The defendant, in writing and in apt time, requested the following instruction, to wit: “The court instructs the jury that to convict the defendant it is encumbent upon the State to satisfy the jury beyond a reasonable doubt that the promise to marry was absolute and not conditional upon his securing a divorce or any other condition.” The trial judge in his general charge to the jury said: “Now, as to the promise of marriage, that is the second element. First, I instruct you that the promise must be unconditional; that is, there must be no condition attached to the promise. Now, to illustrate what I mean, if a woman yields herself to a man and testifies that he promised to marry her if anything happened, that would not be an unconditional promise. It would hot be sufficient promise to support a bill of indictment.”
The instruction given the jury by the trial judge was correct in itself and supported by many decisions. However, the defendant insists *833that the case was tried upon the sole theory that the promise of marriage was conditioned upon securing a divorce, and that the prosecuting witness knew that there was no final judgment of divorce, and further knew that such judgment was necessary before a valid marriage could be consummated. Therefore, the defendant asserts that the special instruction tendered by his counsel, emphasizing the particular part that the divorce proceeding played in the case, was vital to his defense. The general instructions given the jury inadvertently overlooked this particular phase of the evidence.
The general rule of law pronounced in many cases in this jurisdiction is to the effect that the parties cannot- require a trial judge to parrot prayers for instruction or to become a mere judicial phonograph for recording the exact and identical words of counsel. Nevertheless, “it is an equally well established rule that if a request is made for a specific instruction, which is correct in itself and supported by evidence, the court, while not required to adopt the precise language of the prayer, must give the instruction, at least in substance, and a mere general and abstract charge as to the law of the case will not be considered a sufficient compliance with this rule of law. ... It would seem to follow from this rule, and to he inconsistent with it if we should not so hold, that if a special instruction is asked as to a particular aspect of the case presented by the evidence, it should he given by the court with substantial conformity to the prayer.” Baker v. R. R., 144 N. C., 36, 56 S. E., 553. See, also, Savage v. Davis, 131 N. C., 159, 42 S. E., 571; Horne v. Power Co., 141 N. C., 50, 53 S. E., 658; Parks v. Trust Co., 195 N. C., 453, 132 S. E., 473; S. v. Lee, 196 N. C., 714, 146 S. E., 858.

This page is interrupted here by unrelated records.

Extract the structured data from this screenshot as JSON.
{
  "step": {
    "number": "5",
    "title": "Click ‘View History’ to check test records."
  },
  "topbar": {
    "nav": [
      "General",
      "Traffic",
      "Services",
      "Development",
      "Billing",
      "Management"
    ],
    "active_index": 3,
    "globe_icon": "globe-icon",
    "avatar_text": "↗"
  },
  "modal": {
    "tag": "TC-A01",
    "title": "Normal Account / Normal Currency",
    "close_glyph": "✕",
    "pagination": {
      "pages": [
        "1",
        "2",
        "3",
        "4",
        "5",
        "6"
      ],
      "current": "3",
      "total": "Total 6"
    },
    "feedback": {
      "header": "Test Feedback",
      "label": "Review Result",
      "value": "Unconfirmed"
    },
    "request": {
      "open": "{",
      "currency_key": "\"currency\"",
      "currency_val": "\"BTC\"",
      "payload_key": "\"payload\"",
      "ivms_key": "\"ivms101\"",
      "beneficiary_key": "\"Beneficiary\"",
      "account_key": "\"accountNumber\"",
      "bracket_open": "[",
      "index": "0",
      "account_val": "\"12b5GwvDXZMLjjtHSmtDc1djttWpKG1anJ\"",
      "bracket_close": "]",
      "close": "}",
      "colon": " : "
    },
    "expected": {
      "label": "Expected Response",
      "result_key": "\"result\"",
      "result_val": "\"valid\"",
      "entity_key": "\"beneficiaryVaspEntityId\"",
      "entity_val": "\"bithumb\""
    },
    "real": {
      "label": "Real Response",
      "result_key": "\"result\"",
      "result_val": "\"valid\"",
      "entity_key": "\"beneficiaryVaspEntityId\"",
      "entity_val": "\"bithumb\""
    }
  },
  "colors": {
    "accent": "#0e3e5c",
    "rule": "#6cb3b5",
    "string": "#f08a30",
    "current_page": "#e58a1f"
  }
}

This Court has consistently held the view that if a party desires some special phase of a case that is material, supported by evidence and relied upon at the trial, submitted to the jury, he must, in apt time, present a proper special instruction. If he fails to do so, he cannot complain if such phase is not adverted to in the charge, which is otherwise correct. Consequently, if he presents such proper special instruction upon such particular phase, he has a right to insist that the trial judge shall submit every material part of it as written.
In the case at bar the defendant built his defense upon the theory that he was a married man, not divorced, and that the prosecuting witness knew it. Manifestly, the contention, presented by the special instruction that the promise of marriage was conditioned upon the divorce decree, was material and vital upon that particular phase of the case. Therefore, the Court is of the opinion that the defendant is entitled to a
Schenck, J., took no part in the consideration or decision of this case.